■ DATA SHOWN:
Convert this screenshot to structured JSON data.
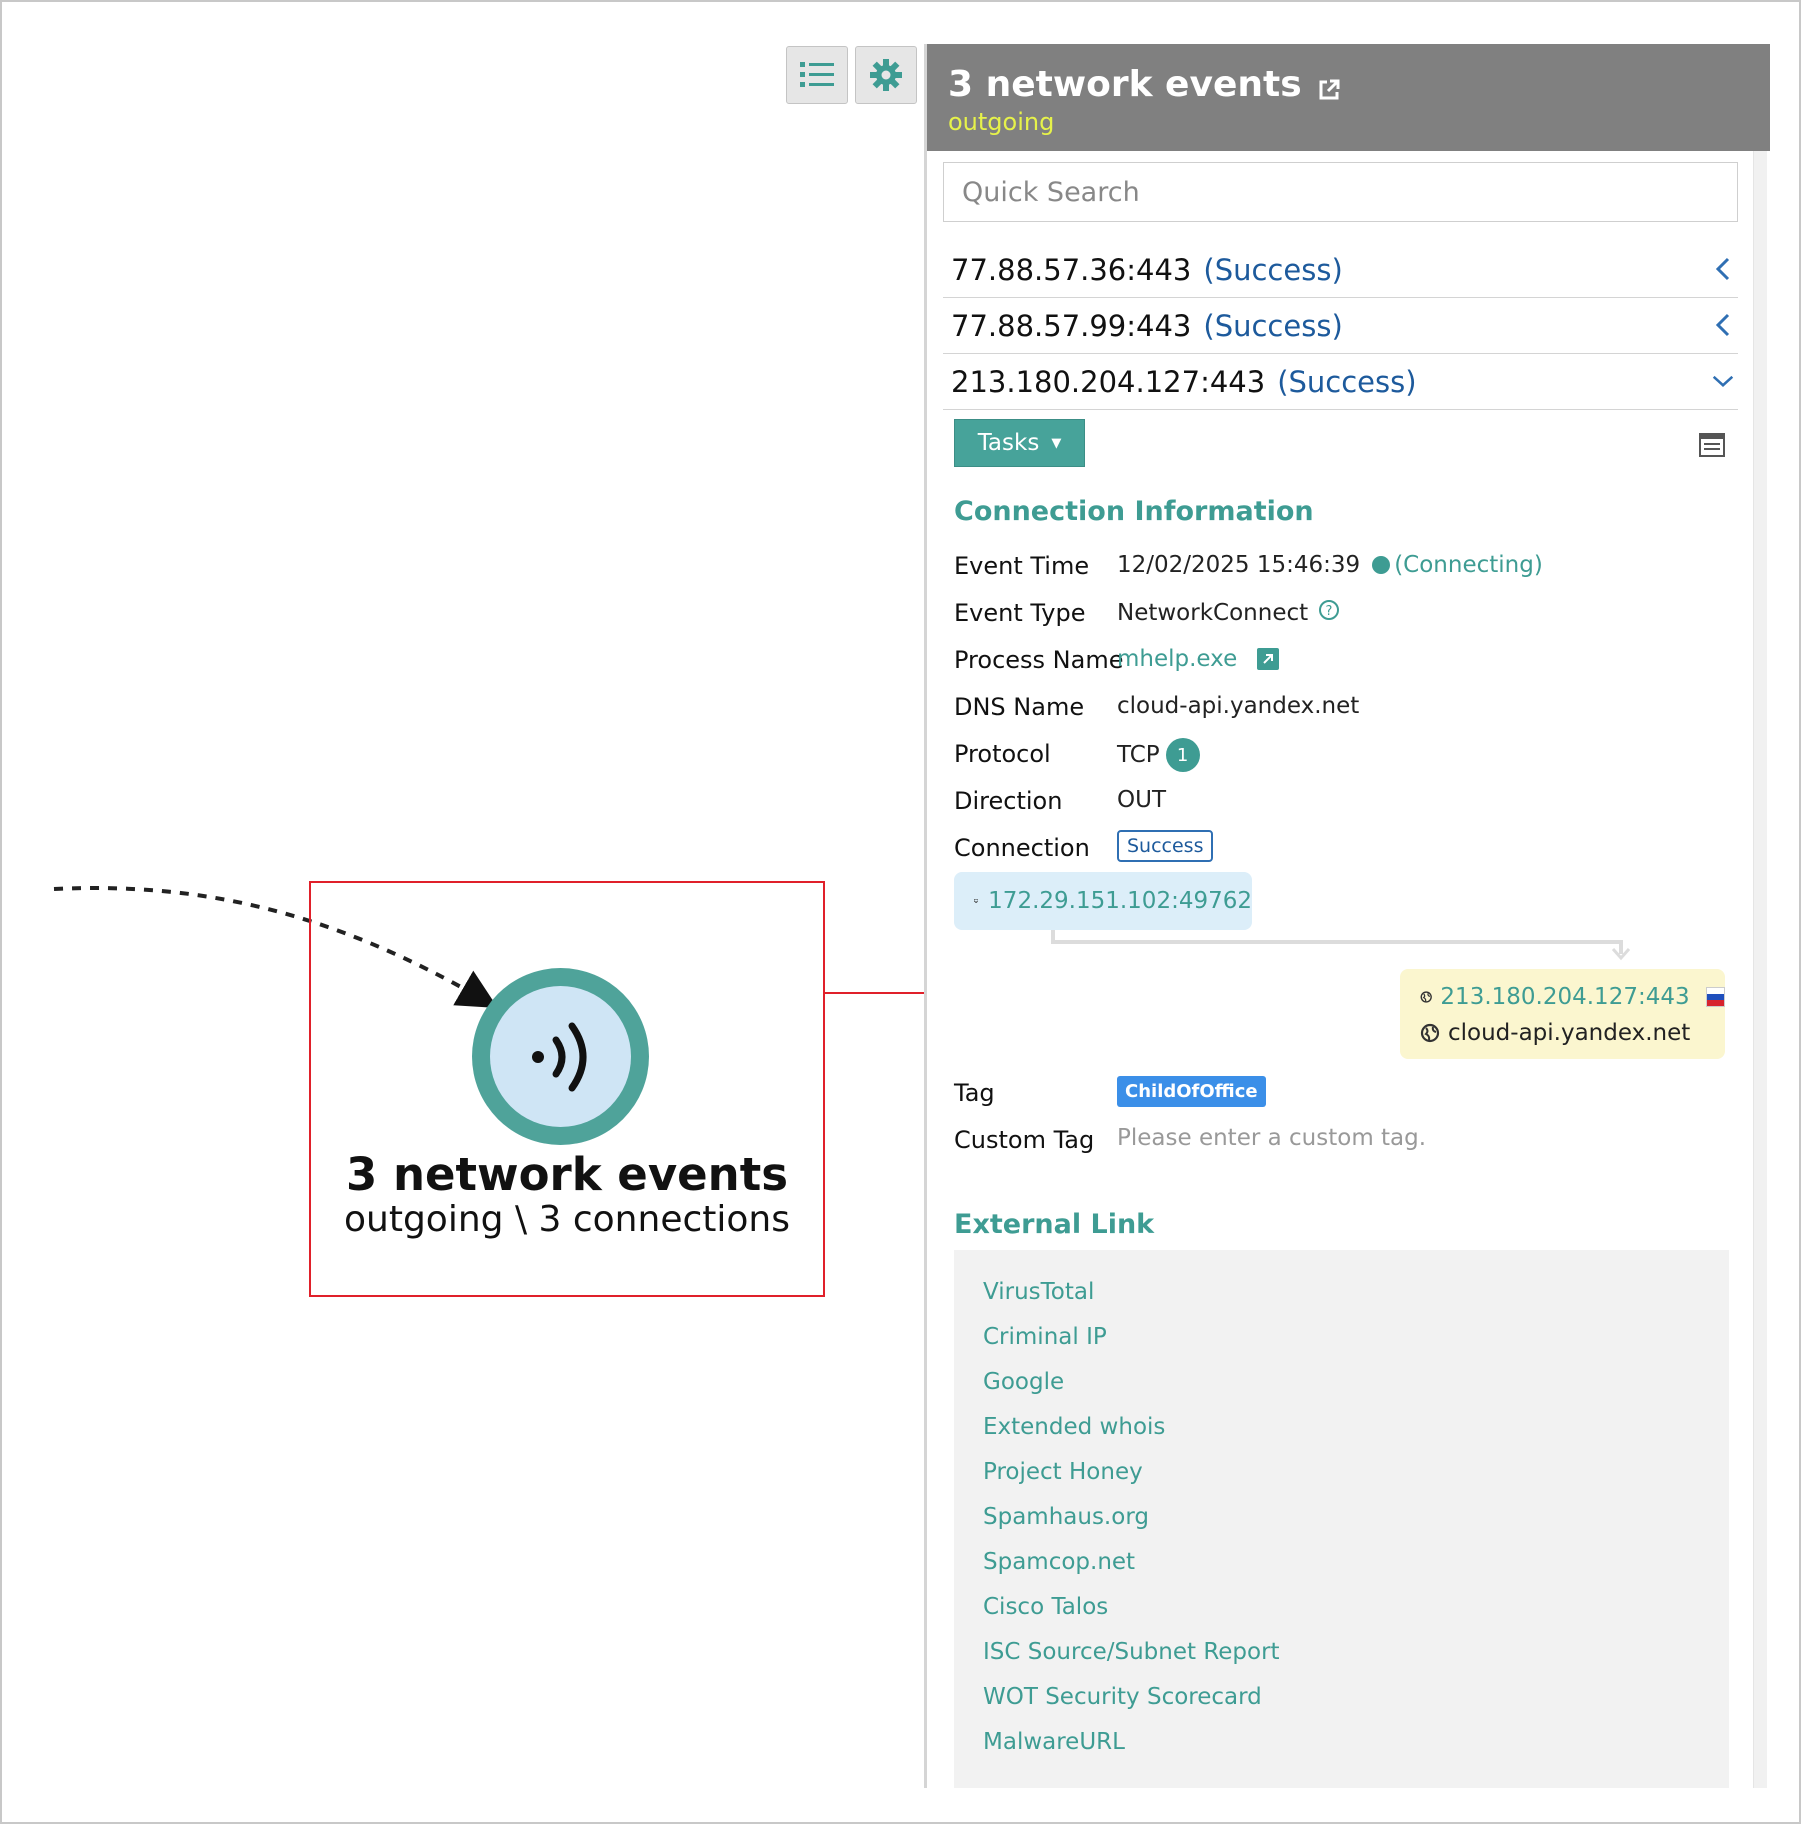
{
  "toolbar": {
    "list_icon": "list-icon",
    "settings_icon": "gear-icon"
  },
  "graph": {
    "node": {
      "icon": "network-signal-icon",
      "title": "3 network events",
      "subtitle": "outgoing \\ 3 connections"
    }
  },
  "panel": {
    "title": "3 network events",
    "subtitle": "outgoing",
    "search_placeholder": "Quick Search",
    "connections": [
      {
        "address": "77.88.57.36:443",
        "status": "(Success)",
        "expanded": false
      },
      {
        "address": "77.88.57.99:443",
        "status": "(Success)",
        "expanded": false
      },
      {
        "address": "213.180.204.127:443",
        "status": "(Success)",
        "expanded": true
      }
    ],
    "tasks_label": "Tasks",
    "connection_info": {
      "heading": "Connection Information",
      "event_time_label": "Event Time",
      "event_time": "12/02/2025 15:46:39",
      "event_state": "(Connecting)",
      "event_type_label": "Event Type",
      "event_type": "NetworkConnect",
      "process_name_label": "Process Name",
      "process_name": "mhelp.exe",
      "dns_name_label": "DNS Name",
      "dns_name": "cloud-api.yandex.net",
      "protocol_label": "Protocol",
      "protocol": "TCP",
      "protocol_count": "1",
      "direction_label": "Direction",
      "direction": "OUT",
      "connection_label": "Connection",
      "connection_status": "Success",
      "source": "172.29.151.102:49762",
      "target_ip": "213.180.204.127:443",
      "target_host": "cloud-api.yandex.net",
      "tag_label": "Tag",
      "tag": "ChildOfOffice",
      "custom_tag_label": "Custom Tag",
      "custom_tag_placeholder": "Please enter a custom tag."
    },
    "external": {
      "heading": "External Link",
      "links": [
        "VirusTotal",
        "Criminal IP",
        "Google",
        "Extended whois",
        "Project Honey",
        "Spamhaus.org",
        "Spamcop.net",
        "Cisco Talos",
        "ISC Source/Subnet Report",
        "WOT Security Scorecard",
        "MalwareURL"
      ]
    }
  },
  "colors": {
    "teal": "#3e9c93",
    "header_gray": "#808080",
    "highlight_red": "#e0202a",
    "status_blue": "#1d5a9c",
    "subtitle_yellow": "#e6f24a"
  }
}
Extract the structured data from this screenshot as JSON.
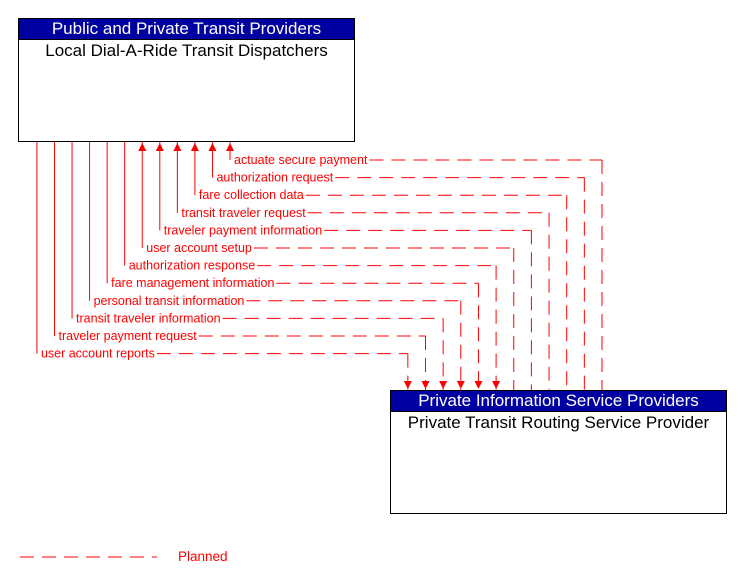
{
  "diagram": {
    "top_entity": {
      "group": "Public and Private Transit Providers",
      "name": "Local Dial-A-Ride Transit Dispatchers"
    },
    "bottom_entity": {
      "group": "Private Information Service Providers",
      "name": "Private Transit Routing Service Provider"
    },
    "flows": [
      {
        "label": "actuate secure payment",
        "direction": "to-top",
        "status": "Planned"
      },
      {
        "label": "authorization request",
        "direction": "to-top",
        "status": "Planned"
      },
      {
        "label": "fare collection data",
        "direction": "to-top",
        "status": "Planned"
      },
      {
        "label": "transit traveler request",
        "direction": "to-top",
        "status": "Planned"
      },
      {
        "label": "traveler payment information",
        "direction": "to-top",
        "status": "Planned"
      },
      {
        "label": "user account setup",
        "direction": "to-top",
        "status": "Planned"
      },
      {
        "label": "authorization response",
        "direction": "to-bottom",
        "status": "Planned"
      },
      {
        "label": "fare management information",
        "direction": "to-bottom",
        "status": "Planned"
      },
      {
        "label": "personal transit information",
        "direction": "to-bottom",
        "status": "Planned"
      },
      {
        "label": "transit traveler information",
        "direction": "to-bottom",
        "status": "Planned"
      },
      {
        "label": "traveler payment request",
        "direction": "to-bottom",
        "status": "Planned"
      },
      {
        "label": "user account reports",
        "direction": "to-bottom",
        "status": "Planned"
      }
    ],
    "colors": {
      "flow": "#ff0000",
      "header_bg": "#0000a0",
      "header_text": "#ffffff"
    },
    "legend": {
      "label": "Planned",
      "line_style": "dashed"
    }
  }
}
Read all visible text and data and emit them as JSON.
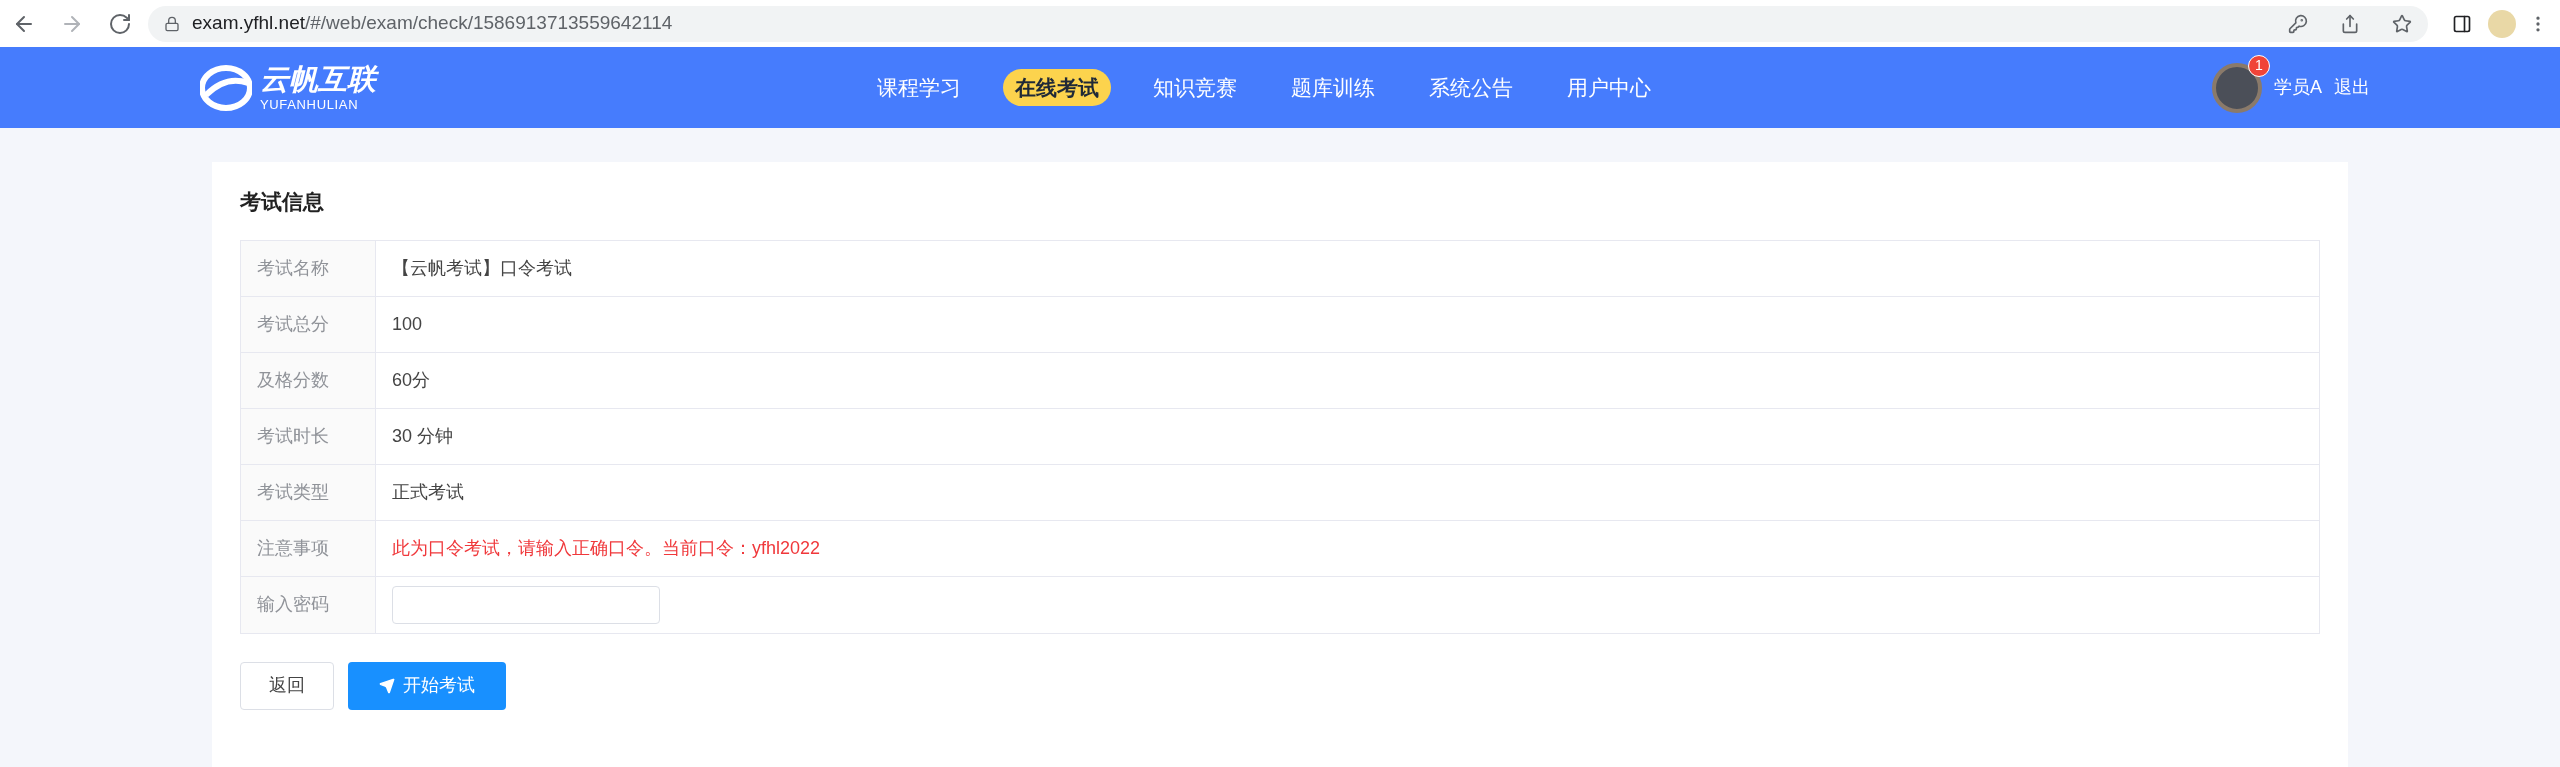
{
  "browser": {
    "url_host": "exam.yfhl.net",
    "url_path": "/#/web/exam/check/1586913713559642114"
  },
  "header": {
    "logo_title": "云帆互联",
    "logo_subtitle": "YUFANHULIAN",
    "nav": [
      {
        "label": "课程学习",
        "selected": false
      },
      {
        "label": "在线考试",
        "selected": true
      },
      {
        "label": "知识竞赛",
        "selected": false
      },
      {
        "label": "题库训练",
        "selected": false
      },
      {
        "label": "系统公告",
        "selected": false
      },
      {
        "label": "用户中心",
        "selected": false
      }
    ],
    "badge": "1",
    "user": "学员A",
    "logout": "退出"
  },
  "card": {
    "title": "考试信息",
    "rows": [
      {
        "kind": "text",
        "label": "考试名称",
        "value": "【云帆考试】口令考试"
      },
      {
        "kind": "text",
        "label": "考试总分",
        "value": "100"
      },
      {
        "kind": "text",
        "label": "及格分数",
        "value": "60分"
      },
      {
        "kind": "text",
        "label": "考试时长",
        "value": "30 分钟"
      },
      {
        "kind": "text",
        "label": "考试类型",
        "value": "正式考试"
      },
      {
        "kind": "warning",
        "label": "注意事项",
        "value": "此为口令考试，请输入正确口令。当前口令：yfhl2022"
      },
      {
        "kind": "input",
        "label": "输入密码"
      }
    ],
    "buttons": {
      "back": "返回",
      "start": "开始考试"
    }
  }
}
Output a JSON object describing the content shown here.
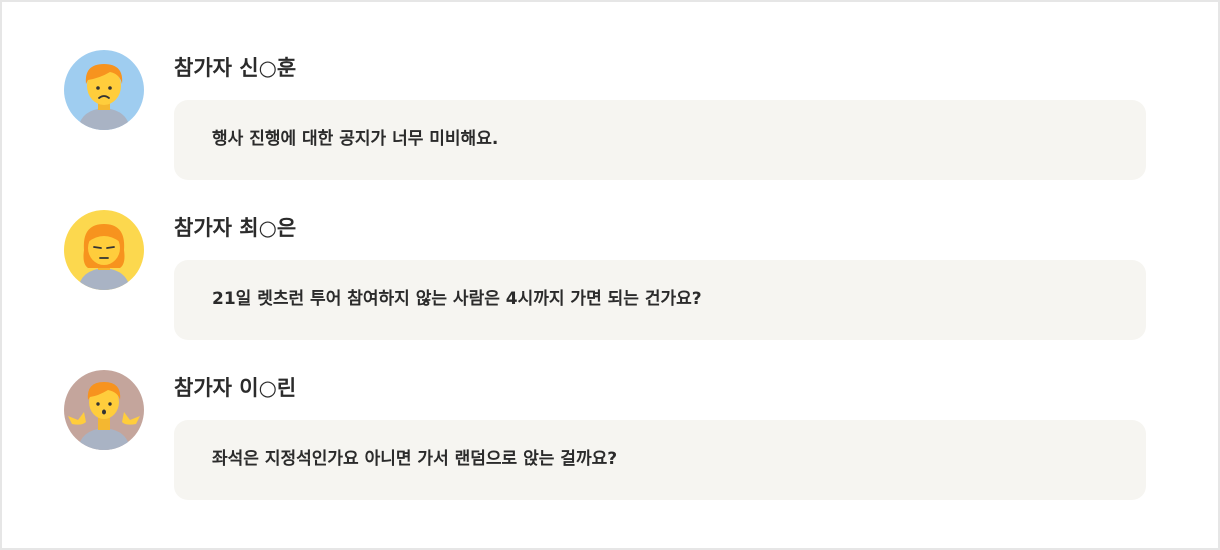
{
  "comments": [
    {
      "name": "참가자 신○훈",
      "message": "행사 진행에 대한 공지가 너무 미비해요.",
      "avatar_icon": "frowning-person-icon",
      "avatar_bg": "#9fcdf0"
    },
    {
      "name": "참가자 최○은",
      "message": "21일 렛츠런 투어 참여하지 않는 사람은 4시까지 가면 되는 건가요?",
      "avatar_icon": "annoyed-person-icon",
      "avatar_bg": "#fcd84e"
    },
    {
      "name": "참가자 이○린",
      "message": "좌석은 지정석인가요 아니면 가서 랜덤으로 앉는 걸까요?",
      "avatar_icon": "shrugging-person-icon",
      "avatar_bg": "#c4a59c"
    }
  ],
  "colors": {
    "hair": "#f7931e",
    "skin": "#ffcd3c",
    "shirt": "#a9b3c4",
    "bubble": "#f6f5f1",
    "text": "#2b2b2b"
  }
}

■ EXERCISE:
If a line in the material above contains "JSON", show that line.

■ THE COMPLETED TASK:
Convert this screenshot to structured JSON data.
Extract the structured data from this screenshot as JSON.
Read all visible text and data and emit them as JSON.
Output a JSON object describing the content shown here.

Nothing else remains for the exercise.